President Obama and the Framers' Presidency
Yoo, John C., Harvard Journal of Law & Public Policy
Legal scholarship on the presidency is moving toward more focus on constitutional design rather than political legitimacy or historical authenticity. But even if we were to design the presidency anew today, we might well keep the form of the original presidency. Many of the problems we have with executive power today likely have less to do with the intentions of the Framers in 1789 and more to do with political expectations for the person who holds the office today. Presidents have increasingly turned their attention and powers toward domestic affairs, where the Framers believed that Presidents would have the least influence, rather than focusing on national security, where the Framers understood the executive to have the greatest.
President Barack Obama's first years in office provide a vivid illustration of the tension between the twenty-first century Presidency and its original constitutional role. His disappointing first years in the Oval Office elicited a widespread rejection of Democratic policies and candidates in the 2010 elections. (1) The electorate was both filled with rage at the powers that be and opposed to specific Administration policies on health care, the economy, immigration, and terrorism. (2) But the explanation goes much deeper than polling. President Obama struggled because he has spent the first half of his term following an approach to the presidency that was inconsistent with its original design.
President Obama's primary focus in his first few years in office has been on domestic policy. He led a sweeping federal overhaul of the health care markets, which are responsible for about 18% of gross domestic product. (3) He and his party sought to bring the economy out of recession with a large domestic spending program and federal intervention in different markets, including taking on large ownership stakes in some of America's largest companies. (4) His administration has used its delegated authority to delay the construction of a Boeing plant in a right-to-work state, (5) to block the construction of the Keystone XL Pipeline bringing shale oil from Canada, (6) and to create a new type of legal immigrant status for potentially one million illegal aliens. (7)
President Obama's 2010 State of the Union message nicely summed up his topsy-turvy approach to the presidency. President Obama pressed for a new jobs bill, more domestic spending, and health care nationalization. (8) He attributed his political setbacks not to broad opposition to his domestic ambitions but to "a deficit of trust--deep and corrosive doubts about how Washington works that have been growing for years." (9) National security amounted to little more than an afterthought. President Obama devoted one paragraph each--out of the approximately 110 paragraphs in the speech--to Iraq, Afghanistan, and terrorism. (10) The historical equivalent would have been if President Lincoln had spent most of his first inaugural address discussing the transcontinental railroad and the Homestead Act, rather than the impending dissolution of the Union.

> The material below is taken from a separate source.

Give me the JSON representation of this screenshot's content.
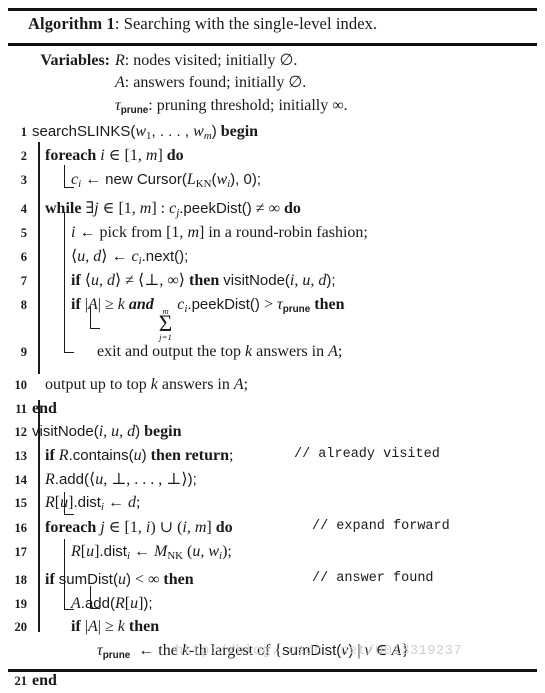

The electorate received President Obama's agenda with a political version of shock and awe. Public approval of President Obama's job performance dropped like a stone, from 67% in January 2009 (11) to 43% by the end of August 2010. (12) In the public's mind, President Obama sat lower than either of the Bushes or Bill Clinton after their first twelve months in office. (13) President Obama spent his first two years leading Democrats to pass a stimulus bill that did not stop unemployment from hitting double digits, presiding over bailouts of banks and auto companies, passing command-and-control plans for health care and energy use in the nation, and treating terrorism as a problem best handled by the civilian criminal justice system. His health care bill received no Republican votes for passage, (14) and his stimulus and global warming bills received little Republican support. …